▸ Exercise requirements:
Only the lines of the data holding the string "selection" need to be returned.

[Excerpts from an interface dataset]
-------

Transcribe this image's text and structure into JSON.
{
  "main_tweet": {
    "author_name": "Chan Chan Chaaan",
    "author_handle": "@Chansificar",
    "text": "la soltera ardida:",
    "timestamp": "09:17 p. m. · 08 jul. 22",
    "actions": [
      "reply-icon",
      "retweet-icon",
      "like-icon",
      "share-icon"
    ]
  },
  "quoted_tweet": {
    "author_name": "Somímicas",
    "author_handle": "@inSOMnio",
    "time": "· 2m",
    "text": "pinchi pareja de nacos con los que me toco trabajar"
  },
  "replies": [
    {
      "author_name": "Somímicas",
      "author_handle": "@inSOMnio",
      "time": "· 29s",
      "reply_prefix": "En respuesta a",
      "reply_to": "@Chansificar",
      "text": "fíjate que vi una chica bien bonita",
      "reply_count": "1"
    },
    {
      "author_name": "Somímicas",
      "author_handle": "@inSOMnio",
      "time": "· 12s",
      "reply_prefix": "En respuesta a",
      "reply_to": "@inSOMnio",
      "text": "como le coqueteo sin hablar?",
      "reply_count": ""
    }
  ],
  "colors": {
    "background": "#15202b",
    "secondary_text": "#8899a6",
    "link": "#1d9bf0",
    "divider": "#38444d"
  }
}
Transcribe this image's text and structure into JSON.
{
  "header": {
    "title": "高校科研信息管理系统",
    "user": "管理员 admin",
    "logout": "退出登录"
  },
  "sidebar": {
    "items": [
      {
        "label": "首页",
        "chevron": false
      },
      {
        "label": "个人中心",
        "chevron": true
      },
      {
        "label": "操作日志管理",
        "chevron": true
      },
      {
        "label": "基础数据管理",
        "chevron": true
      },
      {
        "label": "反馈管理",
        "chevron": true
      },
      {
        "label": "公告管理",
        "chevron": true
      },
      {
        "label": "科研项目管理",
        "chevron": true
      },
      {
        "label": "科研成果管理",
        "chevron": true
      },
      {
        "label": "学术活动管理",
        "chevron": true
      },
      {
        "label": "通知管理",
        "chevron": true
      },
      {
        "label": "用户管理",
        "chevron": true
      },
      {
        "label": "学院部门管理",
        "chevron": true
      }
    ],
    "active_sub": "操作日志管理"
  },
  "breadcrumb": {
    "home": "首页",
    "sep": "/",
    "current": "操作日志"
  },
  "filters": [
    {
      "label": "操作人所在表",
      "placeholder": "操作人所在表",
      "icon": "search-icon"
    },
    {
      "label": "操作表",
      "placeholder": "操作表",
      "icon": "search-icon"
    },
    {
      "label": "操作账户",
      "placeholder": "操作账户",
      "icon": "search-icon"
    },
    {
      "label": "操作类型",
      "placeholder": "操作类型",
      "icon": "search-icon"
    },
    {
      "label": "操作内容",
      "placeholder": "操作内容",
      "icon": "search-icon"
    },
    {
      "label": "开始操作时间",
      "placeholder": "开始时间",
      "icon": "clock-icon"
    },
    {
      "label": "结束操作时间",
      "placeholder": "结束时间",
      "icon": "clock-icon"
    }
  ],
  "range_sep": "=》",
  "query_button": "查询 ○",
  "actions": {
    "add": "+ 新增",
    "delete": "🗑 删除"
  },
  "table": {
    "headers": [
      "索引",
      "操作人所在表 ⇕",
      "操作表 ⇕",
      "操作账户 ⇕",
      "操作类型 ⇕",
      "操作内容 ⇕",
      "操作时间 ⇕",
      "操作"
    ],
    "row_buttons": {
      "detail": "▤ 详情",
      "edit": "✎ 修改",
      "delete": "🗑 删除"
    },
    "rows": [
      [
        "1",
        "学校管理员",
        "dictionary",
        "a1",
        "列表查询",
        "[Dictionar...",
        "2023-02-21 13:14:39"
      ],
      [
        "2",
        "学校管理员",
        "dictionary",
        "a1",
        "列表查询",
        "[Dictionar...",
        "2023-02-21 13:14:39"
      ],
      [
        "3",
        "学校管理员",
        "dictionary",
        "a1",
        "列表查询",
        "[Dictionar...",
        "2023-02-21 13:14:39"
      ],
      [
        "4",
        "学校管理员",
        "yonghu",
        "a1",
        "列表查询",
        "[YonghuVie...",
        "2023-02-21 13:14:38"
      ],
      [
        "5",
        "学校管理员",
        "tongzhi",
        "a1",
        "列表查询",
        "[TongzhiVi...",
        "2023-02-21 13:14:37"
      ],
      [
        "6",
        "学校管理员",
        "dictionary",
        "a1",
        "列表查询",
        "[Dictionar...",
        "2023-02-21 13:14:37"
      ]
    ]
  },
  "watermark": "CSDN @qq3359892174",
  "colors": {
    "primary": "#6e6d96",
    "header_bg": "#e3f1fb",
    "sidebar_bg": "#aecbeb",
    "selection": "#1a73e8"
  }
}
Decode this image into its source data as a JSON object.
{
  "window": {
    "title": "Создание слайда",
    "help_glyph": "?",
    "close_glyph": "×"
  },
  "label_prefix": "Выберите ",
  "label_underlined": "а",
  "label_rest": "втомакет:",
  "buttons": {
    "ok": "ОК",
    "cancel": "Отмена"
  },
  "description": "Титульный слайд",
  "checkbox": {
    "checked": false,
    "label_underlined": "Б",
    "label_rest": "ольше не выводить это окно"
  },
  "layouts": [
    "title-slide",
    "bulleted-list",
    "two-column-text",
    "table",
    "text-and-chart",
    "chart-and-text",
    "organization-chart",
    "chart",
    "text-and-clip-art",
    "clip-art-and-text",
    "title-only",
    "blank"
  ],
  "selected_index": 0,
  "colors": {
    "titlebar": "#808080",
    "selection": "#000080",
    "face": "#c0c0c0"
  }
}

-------

▸ Solution to this task:
    "selection": "#1a73e8"
    "selection": "#000080",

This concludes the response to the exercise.